16.2 Works that are truly good, and which are done in obedience to God's commandments, are the fruits and evidences of a true and living faith. By means of them believers make known their thankfulness, strengthen their assurance of salvation, edify their brethren, adorn their Christian witness, and deprive their opponents of arguments against the gospel. In sum, they glorify God who has made them what they are, namely, new creatures in Christ; and as such they yield fruit that evidences holiness, eternal life being the outcome of all. Ps. 116:12,13; Matt. 5:16; Rom. 6:22; Eph. 2:10; Phil. 1:11; 1 Tim. 6:1; Jas. 2:18,22; 1 Pet. 2:15; 2 Pet. 1:5-11; 1 John 2:3,5.

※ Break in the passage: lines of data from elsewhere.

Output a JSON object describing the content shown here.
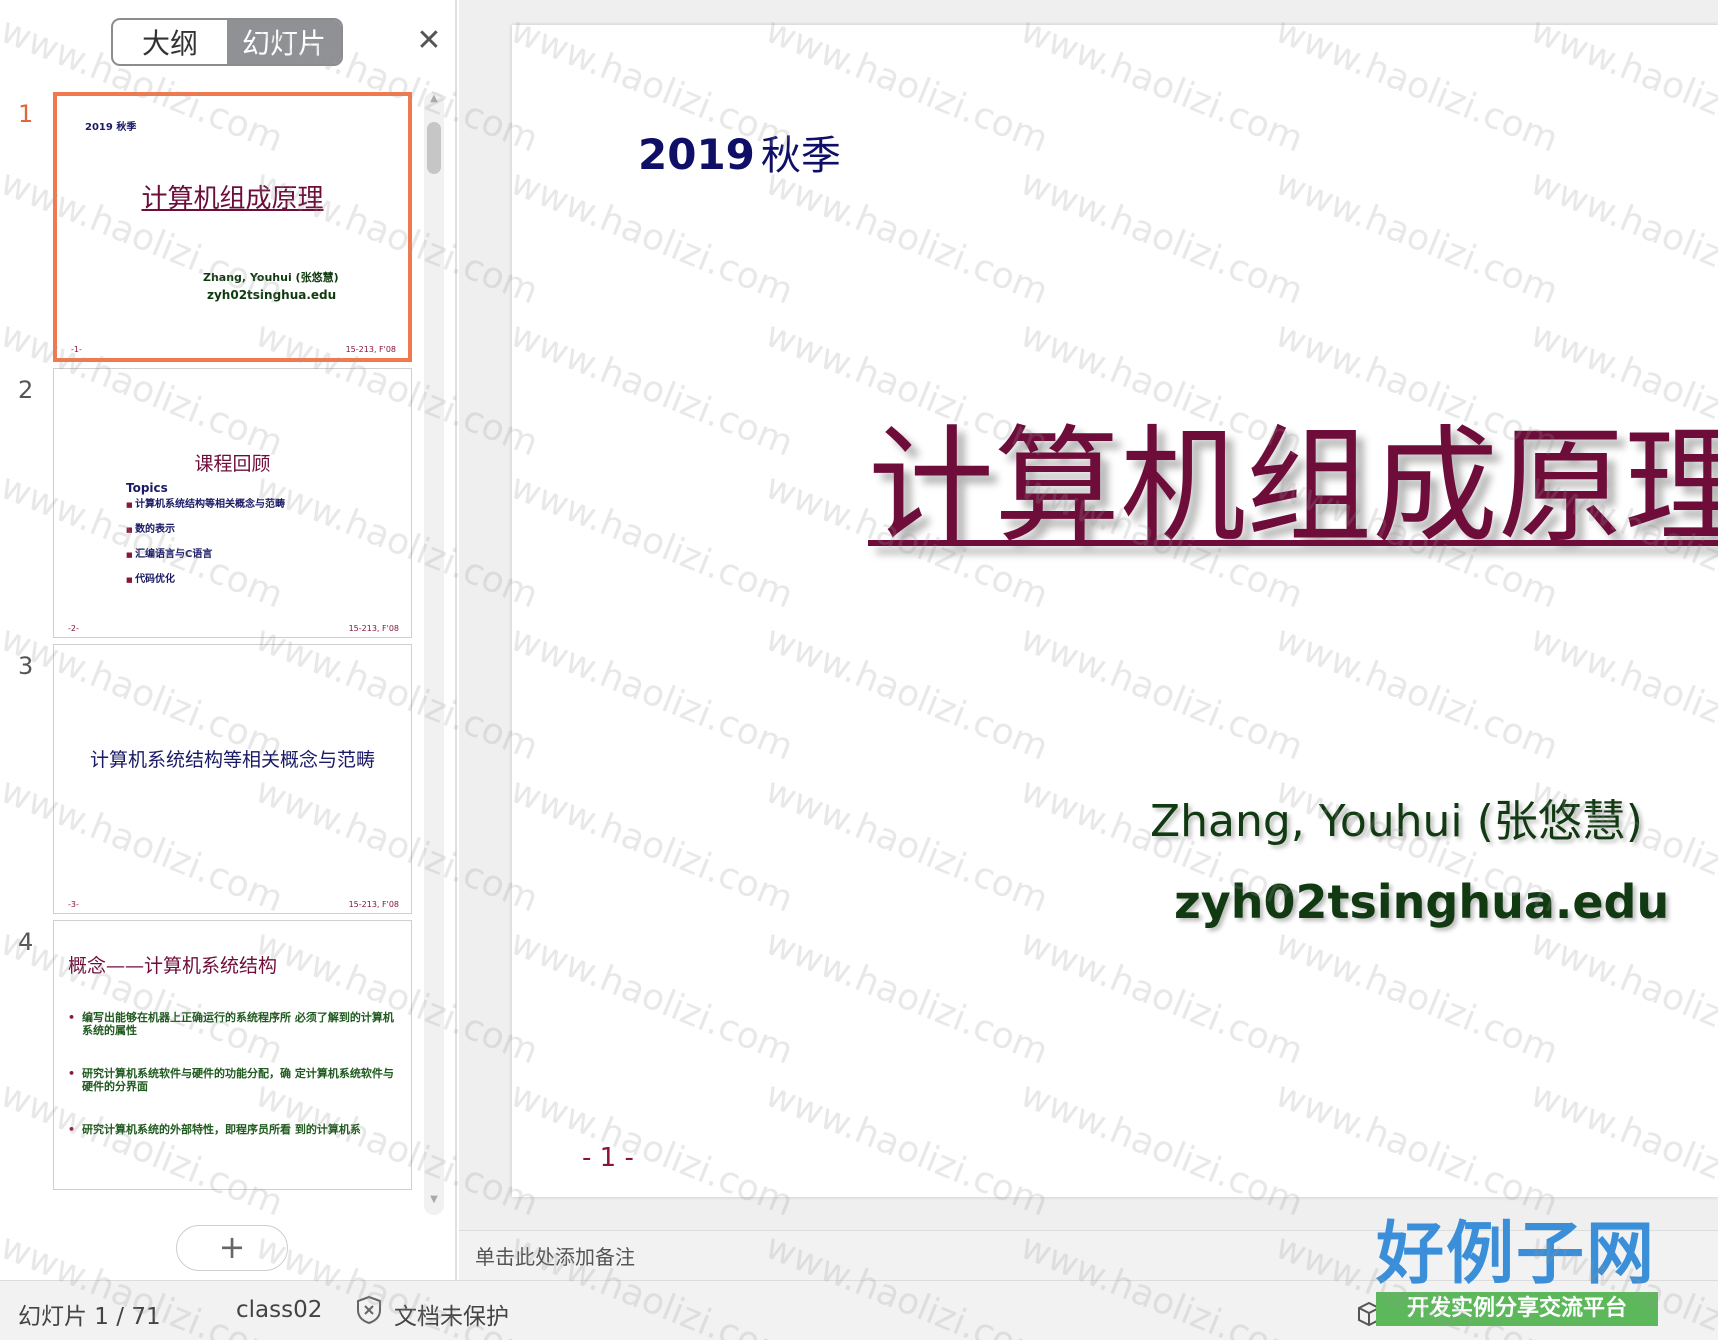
{
  "sidebar": {
    "tabs": [
      {
        "label": "大纲",
        "active": false
      },
      {
        "label": "幻灯片",
        "active": true
      }
    ],
    "close_icon": "close-icon",
    "add_button": "+",
    "thumbnails": [
      {
        "number": "1",
        "selected": true,
        "year": "2019 秋季",
        "title": "计算机组成原理",
        "author": "Zhang, Youhui (张悠慧)",
        "email": "zyh02tsinghua.edu",
        "footer_left": "-1-",
        "footer_right": "15-213, F'08"
      },
      {
        "number": "2",
        "selected": false,
        "title": "课程回顾",
        "topics_label": "Topics",
        "items": [
          "计算机系统结构等相关概念与范畴",
          "数的表示",
          "汇编语言与C语言",
          "代码优化"
        ],
        "footer_left": "-2-",
        "footer_right": "15-213, F'08"
      },
      {
        "number": "3",
        "selected": false,
        "title": "计算机系统结构等相关概念与范畴",
        "footer_left": "-3-",
        "footer_right": "15-213, F'08"
      },
      {
        "number": "4",
        "selected": false,
        "title": "概念——计算机系统结构",
        "items": [
          "编写出能够在机器上正确运行的系统程序所 必须了解到的计算机系统的属性",
          "研究计算机系统软件与硬件的功能分配，确 定计算机系统软件与硬件的分界面",
          "研究计算机系统的外部特性，即程序员所看 到的计算机系"
        ]
      }
    ]
  },
  "slide": {
    "year": "2019",
    "season": "秋季",
    "title": "计算机组成原理",
    "author": "Zhang, Youhui (张悠慧)",
    "email": "zyh02tsinghua.edu",
    "page": "- 1 -"
  },
  "notes": {
    "placeholder": "单击此处添加备注"
  },
  "status": {
    "slide_counter": "幻灯片 1 / 71",
    "doc_name": "class02",
    "protection": "文档未保护"
  },
  "brand": {
    "title": "好例子网",
    "subtitle": "开发实例分享交流平台"
  },
  "watermark": {
    "text": "www.haolizi.com"
  },
  "colors": {
    "selected_border": "#f07a4d",
    "title_maroon": "#6e0d3a",
    "navy": "#0f0f68",
    "green": "#123a12"
  }
}
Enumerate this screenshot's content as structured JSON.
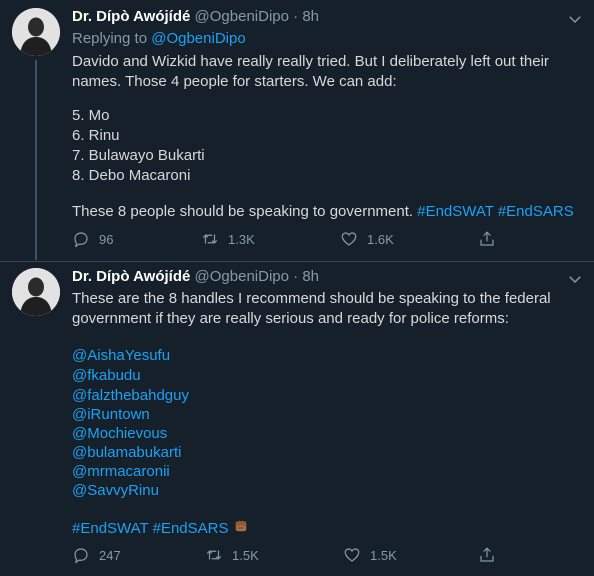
{
  "tweet1": {
    "author_name": "Dr. Dípò Awójídé",
    "author_handle": "@OgbeniDipo",
    "separator": "·",
    "time": "8h",
    "replying_to_prefix": "Replying to ",
    "replying_to_handle": "@OgbeniDipo",
    "lines": [
      "Davido and Wizkid have really really tried. But I deliberately left out their",
      "names. Those 4 people for starters. We can add:",
      "5. Mo",
      "6. Rinu",
      "7. Bulawayo Bukarti",
      "8. Debo Macaroni"
    ],
    "last_line_text": "These 8 people should be speaking to government. ",
    "hashtags": [
      "#EndSWAT",
      "#EndSARS"
    ],
    "actions": {
      "replies": "96",
      "retweets": "1.3K",
      "likes": "1.6K"
    }
  },
  "tweet2": {
    "author_name": "Dr. Dípò Awójídé",
    "author_handle": "@OgbeniDipo",
    "separator": "·",
    "time": "8h",
    "lines": [
      "These are the 8 handles I recommend should be speaking to the federal",
      "government if they are really serious and ready for police reforms:"
    ],
    "handles": [
      "@AishaYesufu",
      "@fkabudu",
      "@falzthebahdguy",
      "@iRuntown",
      "@Mochievous",
      "@bulamabukarti",
      "@mrmacaronii",
      "@SavvyRinu"
    ],
    "hashtags": [
      "#EndSWAT",
      "#EndSARS"
    ],
    "emoji": "raised-fist-dark-skin",
    "actions": {
      "replies": "247",
      "retweets": "1.5K",
      "likes": "1.5K"
    }
  },
  "colors": {
    "background": "#15202b",
    "link": "#1da1f2",
    "secondary_text": "#8899a6",
    "primary_text": "#d9d9d9",
    "divider": "#38444d"
  }
}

16.3 The ability of believers to do good works does not spring in any way from themselves, but is derived from the Spirit of Christ alone. But besides the graces which they receive from Him in the first instance, they need His further actual influence to give them the will and ability to perform the works that please Him. Yet this does not mean that, without that special influence, they are at liberty to grow careless of duty, for they must be diligent in stirring into activity the grace of God that is in them. Isa. 64:7; John 15:4,5; 2 Cor. 3:5; Phil. 2:12,13; Heb. 6:11,12.